The Met Lohengrin was filmed January 10, 1986 for television. It is equal to the Bayreuth production, and in some ways better. Eva Marton's Elsa finds the soprano in her prime, and Leonie Rysanek's maniacal Ortrud is a stunning operatic characterization. Leif Roar repeats his Telramund from Bayreuth; he is ideal for the role, as is Hoffman. The Met Chorus and Orchestra are perfection, and James Levine's conducting is what we have come to expect from him over his many Met years. The artificially induced 5.1 "surround sound" is satisfying, if a bit bass-heavy. The Bayreuth video offers subtitles in English, German, French and Spanish; the Met adds Chinese to the list, and has a trailer picture gallery of presentations of Lohengrin at the Met. Both of these videos are highly recommended.

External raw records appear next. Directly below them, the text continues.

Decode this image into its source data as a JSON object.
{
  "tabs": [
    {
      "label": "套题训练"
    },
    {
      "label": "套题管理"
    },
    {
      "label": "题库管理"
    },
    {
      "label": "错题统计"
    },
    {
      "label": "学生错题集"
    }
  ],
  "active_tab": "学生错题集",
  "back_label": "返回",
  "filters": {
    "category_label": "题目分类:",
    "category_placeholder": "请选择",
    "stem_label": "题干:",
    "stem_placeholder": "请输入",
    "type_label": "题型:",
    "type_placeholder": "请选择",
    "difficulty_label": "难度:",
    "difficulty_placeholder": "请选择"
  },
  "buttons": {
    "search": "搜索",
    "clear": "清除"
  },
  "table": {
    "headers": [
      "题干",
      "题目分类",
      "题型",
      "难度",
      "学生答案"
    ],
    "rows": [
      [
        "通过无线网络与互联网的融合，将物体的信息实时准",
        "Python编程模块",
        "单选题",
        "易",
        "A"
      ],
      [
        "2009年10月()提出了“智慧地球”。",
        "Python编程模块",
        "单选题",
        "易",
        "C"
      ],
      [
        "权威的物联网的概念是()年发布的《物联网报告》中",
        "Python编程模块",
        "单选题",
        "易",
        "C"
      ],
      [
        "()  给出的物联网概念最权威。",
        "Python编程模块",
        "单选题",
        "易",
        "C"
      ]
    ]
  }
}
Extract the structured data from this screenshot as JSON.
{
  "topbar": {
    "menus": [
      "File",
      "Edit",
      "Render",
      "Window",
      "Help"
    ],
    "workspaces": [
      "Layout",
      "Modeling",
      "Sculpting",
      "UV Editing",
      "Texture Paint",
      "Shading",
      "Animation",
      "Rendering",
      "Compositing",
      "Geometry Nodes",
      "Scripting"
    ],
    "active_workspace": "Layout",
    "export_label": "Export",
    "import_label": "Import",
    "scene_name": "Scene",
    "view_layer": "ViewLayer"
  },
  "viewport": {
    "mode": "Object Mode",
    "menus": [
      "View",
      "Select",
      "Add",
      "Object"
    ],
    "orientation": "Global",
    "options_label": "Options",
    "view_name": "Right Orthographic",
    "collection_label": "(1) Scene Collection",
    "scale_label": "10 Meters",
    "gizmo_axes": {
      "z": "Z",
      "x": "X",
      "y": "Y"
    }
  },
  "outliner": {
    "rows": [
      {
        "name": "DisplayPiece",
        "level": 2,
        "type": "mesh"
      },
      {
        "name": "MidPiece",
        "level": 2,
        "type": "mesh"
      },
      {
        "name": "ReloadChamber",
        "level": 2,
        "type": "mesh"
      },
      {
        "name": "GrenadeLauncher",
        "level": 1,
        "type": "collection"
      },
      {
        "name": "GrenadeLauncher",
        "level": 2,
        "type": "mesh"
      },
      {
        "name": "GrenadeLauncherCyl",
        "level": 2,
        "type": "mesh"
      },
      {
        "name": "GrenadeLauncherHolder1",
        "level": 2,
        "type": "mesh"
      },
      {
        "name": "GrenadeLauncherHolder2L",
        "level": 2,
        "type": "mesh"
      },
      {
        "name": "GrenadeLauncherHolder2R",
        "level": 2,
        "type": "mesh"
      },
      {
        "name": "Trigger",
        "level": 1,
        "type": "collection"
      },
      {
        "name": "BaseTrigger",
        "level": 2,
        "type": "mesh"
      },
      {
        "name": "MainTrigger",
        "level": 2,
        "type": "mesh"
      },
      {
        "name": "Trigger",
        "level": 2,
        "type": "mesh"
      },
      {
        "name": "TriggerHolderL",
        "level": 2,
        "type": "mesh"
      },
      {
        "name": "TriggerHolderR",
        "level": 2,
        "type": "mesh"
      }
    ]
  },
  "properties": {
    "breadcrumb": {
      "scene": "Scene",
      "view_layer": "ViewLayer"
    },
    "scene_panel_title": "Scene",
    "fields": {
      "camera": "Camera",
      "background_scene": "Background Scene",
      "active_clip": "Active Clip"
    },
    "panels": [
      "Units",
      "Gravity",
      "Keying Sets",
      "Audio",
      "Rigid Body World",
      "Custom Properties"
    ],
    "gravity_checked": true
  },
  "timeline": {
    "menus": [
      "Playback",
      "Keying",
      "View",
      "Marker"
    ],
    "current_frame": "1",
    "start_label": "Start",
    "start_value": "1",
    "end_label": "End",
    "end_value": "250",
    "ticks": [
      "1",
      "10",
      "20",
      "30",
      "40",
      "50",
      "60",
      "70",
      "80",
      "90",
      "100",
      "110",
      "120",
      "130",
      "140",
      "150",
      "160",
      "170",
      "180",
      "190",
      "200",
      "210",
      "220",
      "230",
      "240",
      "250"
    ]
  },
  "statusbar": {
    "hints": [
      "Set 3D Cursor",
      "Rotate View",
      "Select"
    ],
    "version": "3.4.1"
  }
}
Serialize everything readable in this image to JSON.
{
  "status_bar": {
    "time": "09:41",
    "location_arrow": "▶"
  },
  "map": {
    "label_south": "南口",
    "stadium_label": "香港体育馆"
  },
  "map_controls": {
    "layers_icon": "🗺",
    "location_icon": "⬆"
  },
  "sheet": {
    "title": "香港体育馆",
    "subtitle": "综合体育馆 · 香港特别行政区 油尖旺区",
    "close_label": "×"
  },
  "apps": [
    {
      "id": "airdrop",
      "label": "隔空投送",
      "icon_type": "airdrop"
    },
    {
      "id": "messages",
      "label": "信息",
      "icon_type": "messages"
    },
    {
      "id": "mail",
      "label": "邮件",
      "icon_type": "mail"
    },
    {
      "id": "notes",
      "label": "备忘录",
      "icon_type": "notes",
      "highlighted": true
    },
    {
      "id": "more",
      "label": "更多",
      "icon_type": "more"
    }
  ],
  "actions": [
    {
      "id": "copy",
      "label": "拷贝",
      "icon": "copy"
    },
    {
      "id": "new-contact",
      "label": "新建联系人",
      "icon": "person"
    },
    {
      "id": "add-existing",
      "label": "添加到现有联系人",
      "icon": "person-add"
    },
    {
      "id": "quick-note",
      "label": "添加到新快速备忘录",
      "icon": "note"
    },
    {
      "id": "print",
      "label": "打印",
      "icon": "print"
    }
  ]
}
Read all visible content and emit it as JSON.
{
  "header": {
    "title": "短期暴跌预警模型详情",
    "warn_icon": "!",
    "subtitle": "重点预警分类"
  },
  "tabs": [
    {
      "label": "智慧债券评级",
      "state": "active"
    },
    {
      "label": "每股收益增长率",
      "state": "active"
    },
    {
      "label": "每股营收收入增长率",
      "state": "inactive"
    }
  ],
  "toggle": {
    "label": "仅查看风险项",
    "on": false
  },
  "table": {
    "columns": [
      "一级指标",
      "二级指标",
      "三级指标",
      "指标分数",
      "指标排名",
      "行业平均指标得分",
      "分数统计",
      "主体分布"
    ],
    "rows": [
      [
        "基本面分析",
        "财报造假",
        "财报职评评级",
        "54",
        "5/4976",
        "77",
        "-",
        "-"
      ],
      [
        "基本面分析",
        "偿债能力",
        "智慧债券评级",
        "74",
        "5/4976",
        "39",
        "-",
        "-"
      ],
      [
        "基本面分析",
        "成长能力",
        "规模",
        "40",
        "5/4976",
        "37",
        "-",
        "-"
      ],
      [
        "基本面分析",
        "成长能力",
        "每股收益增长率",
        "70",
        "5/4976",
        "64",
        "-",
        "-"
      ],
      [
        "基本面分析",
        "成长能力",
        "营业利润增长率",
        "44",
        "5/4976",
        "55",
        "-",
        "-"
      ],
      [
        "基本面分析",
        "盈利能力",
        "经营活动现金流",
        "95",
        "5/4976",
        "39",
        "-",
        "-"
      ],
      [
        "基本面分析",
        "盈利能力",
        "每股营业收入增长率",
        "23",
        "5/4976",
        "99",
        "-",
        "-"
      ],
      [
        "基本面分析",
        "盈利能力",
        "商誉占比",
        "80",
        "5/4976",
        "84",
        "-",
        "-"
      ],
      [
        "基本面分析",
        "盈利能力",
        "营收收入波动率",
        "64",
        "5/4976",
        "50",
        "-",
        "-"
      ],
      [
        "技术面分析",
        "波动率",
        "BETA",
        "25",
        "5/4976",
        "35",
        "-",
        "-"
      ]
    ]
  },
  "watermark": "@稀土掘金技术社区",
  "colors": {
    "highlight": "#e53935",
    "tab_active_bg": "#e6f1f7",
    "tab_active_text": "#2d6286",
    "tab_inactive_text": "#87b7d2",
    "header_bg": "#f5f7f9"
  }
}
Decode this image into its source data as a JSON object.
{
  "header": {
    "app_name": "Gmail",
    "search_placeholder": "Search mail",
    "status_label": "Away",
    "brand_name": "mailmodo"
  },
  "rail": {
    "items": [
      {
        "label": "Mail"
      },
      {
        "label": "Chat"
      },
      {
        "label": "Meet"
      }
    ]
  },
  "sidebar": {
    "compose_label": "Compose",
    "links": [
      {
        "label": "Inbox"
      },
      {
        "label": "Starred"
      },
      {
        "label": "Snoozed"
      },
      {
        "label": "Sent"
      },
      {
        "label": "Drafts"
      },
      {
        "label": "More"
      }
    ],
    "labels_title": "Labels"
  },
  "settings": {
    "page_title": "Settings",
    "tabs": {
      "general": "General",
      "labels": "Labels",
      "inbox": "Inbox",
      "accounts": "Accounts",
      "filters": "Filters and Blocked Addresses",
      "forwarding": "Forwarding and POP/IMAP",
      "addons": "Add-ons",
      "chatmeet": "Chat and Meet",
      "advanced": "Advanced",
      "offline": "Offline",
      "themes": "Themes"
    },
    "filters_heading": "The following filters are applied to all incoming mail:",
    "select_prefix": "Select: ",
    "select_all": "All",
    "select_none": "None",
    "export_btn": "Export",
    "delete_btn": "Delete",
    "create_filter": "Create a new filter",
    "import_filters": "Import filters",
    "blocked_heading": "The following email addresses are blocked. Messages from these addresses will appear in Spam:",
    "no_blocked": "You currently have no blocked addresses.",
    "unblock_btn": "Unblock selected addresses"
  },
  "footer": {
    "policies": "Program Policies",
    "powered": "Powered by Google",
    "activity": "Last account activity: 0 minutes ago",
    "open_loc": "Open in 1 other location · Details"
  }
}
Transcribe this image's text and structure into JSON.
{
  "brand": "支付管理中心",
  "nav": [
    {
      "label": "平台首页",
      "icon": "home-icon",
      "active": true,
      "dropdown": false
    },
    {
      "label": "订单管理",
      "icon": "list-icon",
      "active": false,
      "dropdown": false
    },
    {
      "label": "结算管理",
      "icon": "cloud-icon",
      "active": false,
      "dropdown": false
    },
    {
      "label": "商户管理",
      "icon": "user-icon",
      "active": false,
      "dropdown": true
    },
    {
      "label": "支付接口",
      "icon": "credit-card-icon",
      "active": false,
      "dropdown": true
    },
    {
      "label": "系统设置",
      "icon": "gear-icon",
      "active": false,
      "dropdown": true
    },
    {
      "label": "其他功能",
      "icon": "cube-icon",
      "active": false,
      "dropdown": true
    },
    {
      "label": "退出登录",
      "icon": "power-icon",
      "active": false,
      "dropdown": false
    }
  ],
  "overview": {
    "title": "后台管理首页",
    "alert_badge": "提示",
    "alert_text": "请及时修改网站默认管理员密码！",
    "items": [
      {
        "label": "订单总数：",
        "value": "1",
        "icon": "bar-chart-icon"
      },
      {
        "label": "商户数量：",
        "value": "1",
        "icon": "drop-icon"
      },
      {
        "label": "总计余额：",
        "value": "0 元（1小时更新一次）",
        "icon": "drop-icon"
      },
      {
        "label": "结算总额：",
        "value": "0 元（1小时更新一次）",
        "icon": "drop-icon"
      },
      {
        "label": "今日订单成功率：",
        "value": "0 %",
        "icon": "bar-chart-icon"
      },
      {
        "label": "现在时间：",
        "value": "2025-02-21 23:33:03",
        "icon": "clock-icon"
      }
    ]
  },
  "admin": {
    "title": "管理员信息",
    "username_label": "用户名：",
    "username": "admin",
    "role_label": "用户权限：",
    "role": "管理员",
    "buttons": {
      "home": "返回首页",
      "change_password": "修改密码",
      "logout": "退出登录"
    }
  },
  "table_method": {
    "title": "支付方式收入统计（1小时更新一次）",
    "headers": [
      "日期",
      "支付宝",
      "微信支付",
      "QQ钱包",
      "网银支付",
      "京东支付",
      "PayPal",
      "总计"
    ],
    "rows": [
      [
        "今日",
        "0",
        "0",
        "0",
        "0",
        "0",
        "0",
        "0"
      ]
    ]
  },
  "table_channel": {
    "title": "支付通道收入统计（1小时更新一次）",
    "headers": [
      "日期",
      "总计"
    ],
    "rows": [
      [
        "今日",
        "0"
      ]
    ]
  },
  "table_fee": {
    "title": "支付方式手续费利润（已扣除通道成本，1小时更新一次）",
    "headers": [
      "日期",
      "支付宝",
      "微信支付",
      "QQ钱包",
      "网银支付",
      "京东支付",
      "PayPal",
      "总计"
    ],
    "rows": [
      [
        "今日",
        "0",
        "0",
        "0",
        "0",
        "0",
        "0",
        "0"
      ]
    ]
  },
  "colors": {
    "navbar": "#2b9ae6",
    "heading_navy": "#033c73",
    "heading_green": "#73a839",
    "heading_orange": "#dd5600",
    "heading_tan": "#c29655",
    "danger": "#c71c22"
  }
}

The Vienna State opera production of Faust is another winner for opera fans. The production and video direction are by British film-maker Ken Russell who puts his own stamp on the production. Russell told an interviewer he felt the plot was "silly" so he turned Marguerite into a young nun, eliminated the Walpurgis Night ballet, had Marguerite use sign-language for Valentin's deaf-mute children, and had Mephistopheles disrespectfully urinating in the stoup in church. However, the overall effect is visually engrossing, the vivid sets and costumes by Karl Toms are effective. And the singing is outstanding. Tenor Francisco Araiza handles the title role with confidence. Ruggero Raimondi, while he may not have the impressive lower register of many devils of the past, is a superb actor. Soprano Gabriela Benackova is in magnificent voice as the innocent Marguerite, and other major roles are impressively sung. I've never heard of conductor Erich Binder, but he leads a powerful performance. The video was made in the Vienna State opera House March 23, 1985, and the 5.l "surround sound," which was artificially induced, is wonderful. Recommended!
R.E.B. (September 2006)